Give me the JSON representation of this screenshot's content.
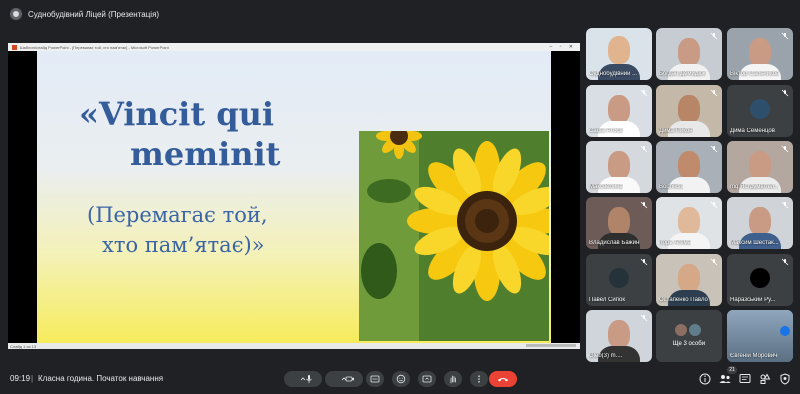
{
  "meeting": {
    "header_title": "Суднобудівний Ліцей (Презентація)",
    "time": "09:19",
    "separator": "|",
    "title": "Класна година. Початок навчання"
  },
  "powerpoint": {
    "window_title": "Шаблон/слайд PowerPoint  -  [Перемагає той, хто пам'ятає]  -  Microsoft PowerPoint",
    "slide_counter": "Слайд 1 из 13"
  },
  "slide": {
    "line1": "«Vincit qui",
    "line2": "meminit",
    "line3": "(Перемагає той,",
    "line4": "хто пам’ятає)»"
  },
  "participants": [
    {
      "name": "Суднобудівний ..."
    },
    {
      "name": "Богдан Демидюк"
    },
    {
      "name": "Віктор Сальников"
    },
    {
      "name": "Саша Атосв"
    },
    {
      "name": "Дима Пикон"
    },
    {
      "name": "Дима Семенцов"
    },
    {
      "name": "Максвелина"
    },
    {
      "name": "Bodhikss"
    },
    {
      "name": "mq Яструмвітел..."
    },
    {
      "name": "Владислав Бажин"
    },
    {
      "name": "Ігорь Агема"
    },
    {
      "name": "Максим Шестак..."
    },
    {
      "name": "Павел Сипок"
    },
    {
      "name": "Остапенко Павло"
    },
    {
      "name": "Наразський Ру..."
    },
    {
      "name": "Gleb(3) m...."
    },
    {
      "name": "Ще 3 особи"
    },
    {
      "name": "Євгеній Морович"
    }
  ],
  "participant_count": "21",
  "colors": {
    "background": "#202124",
    "tile": "#3c4043",
    "end_call": "#ea4335",
    "active_outline": "#8ab4f8",
    "slide_title": "#355c9a"
  }
}
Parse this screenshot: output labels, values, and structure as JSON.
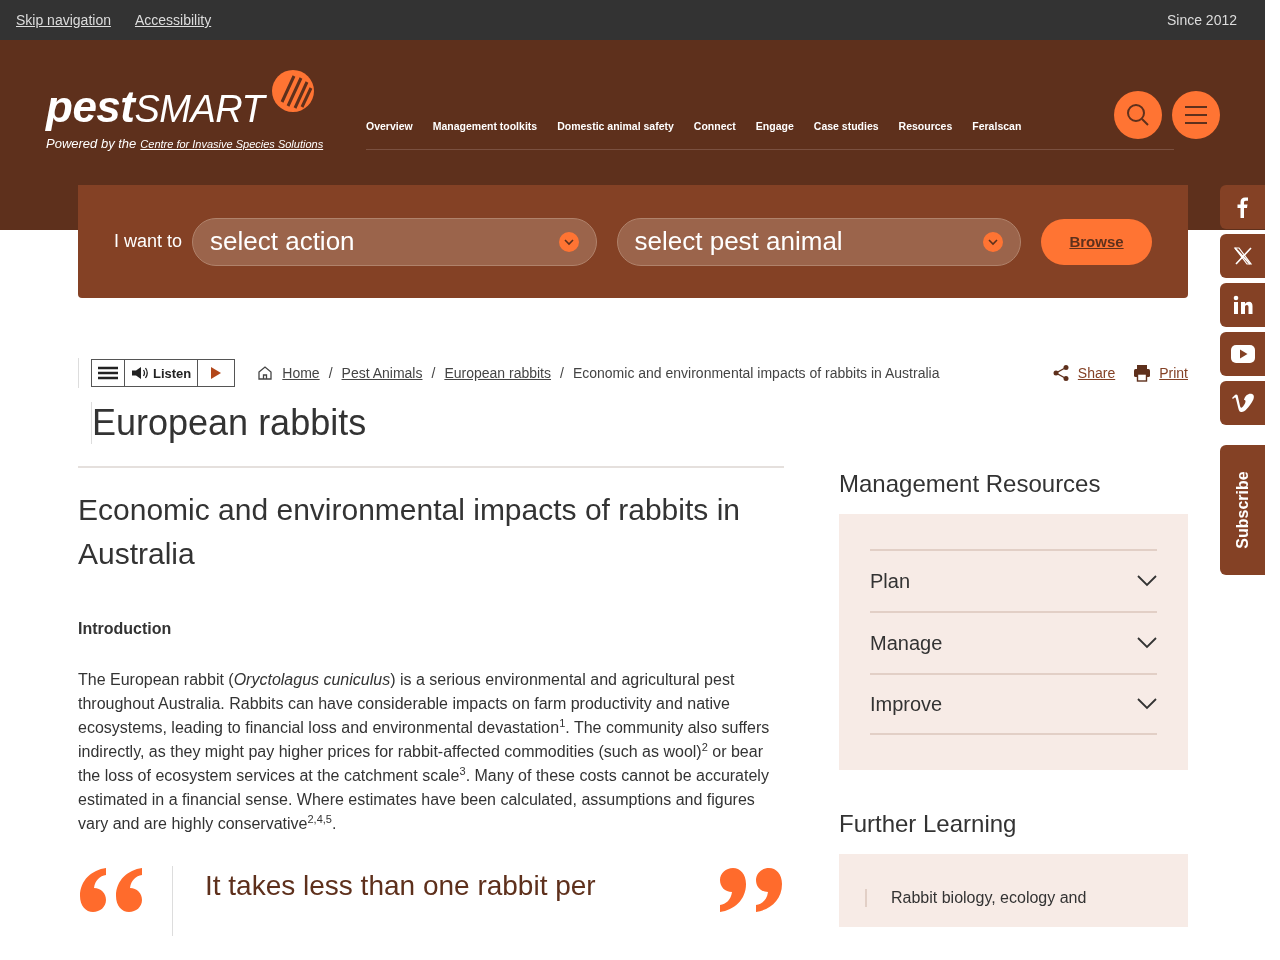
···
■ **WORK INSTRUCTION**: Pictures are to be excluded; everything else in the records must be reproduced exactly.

■ **SOLUTION TO THIS EXERCISE**:
Give me the JSON representation of this screenshot's content.
{
  "meeting": {
    "header_title": "Суднобудівний Ліцей (Презентація)",
    "time": "09:19",
    "separator": "|",
    "title": "Класна година. Початок навчання"
  },
  "powerpoint": {
    "window_title": "Шаблон/слайд PowerPoint  -  [Перемагає той, хто пам'ятає]  -  Microsoft PowerPoint",
    "slide_counter": "Слайд 1 из 13"
  },
  "slide": {
    "line1": "«Vincit qui",
    "line2": "meminit",
    "line3": "(Перемагає той,",
    "line4": "хто пам’ятає)»"
  },
  "participants": [
    {
      "name": "Суднобудівний ..."
    },
    {
      "name": "Богдан Демидюк"
    },
    {
      "name": "Віктор Сальников"
    },
    {
      "name": "Саша Атосв"
    },
    {
      "name": "Дима Пикон"
    },
    {
      "name": "Дима Семенцов"
    },
    {
      "name": "Максвелина"
    },
    {
      "name": "Bodhikss"
    },
    {
      "name": "mq Яструмвітел..."
    },
    {
      "name": "Владислав Бажин"
    },
    {
      "name": "Ігорь Агема"
    },
    {
      "name": "Максим Шестак..."
    },
    {
      "name": "Павел Сипок"
    },
    {
      "name": "Остапенко Павло"
    },
    {
      "name": "Наразський Ру..."
    },
    {
      "name": "Gleb(3) m...."
    },
    {
      "name": "Ще 3 особи"
    },
    {
      "name": "Євгеній Морович"
    }
  ],
  "participant_count": "21",
  "colors": {
    "background": "#202124",
    "tile": "#3c4043",
    "end_call": "#ea4335",
    "active_outline": "#8ab4f8",
    "slide_title": "#355c9a"
  }
}
Parse this screenshot: output labels, values, and structure as JSON.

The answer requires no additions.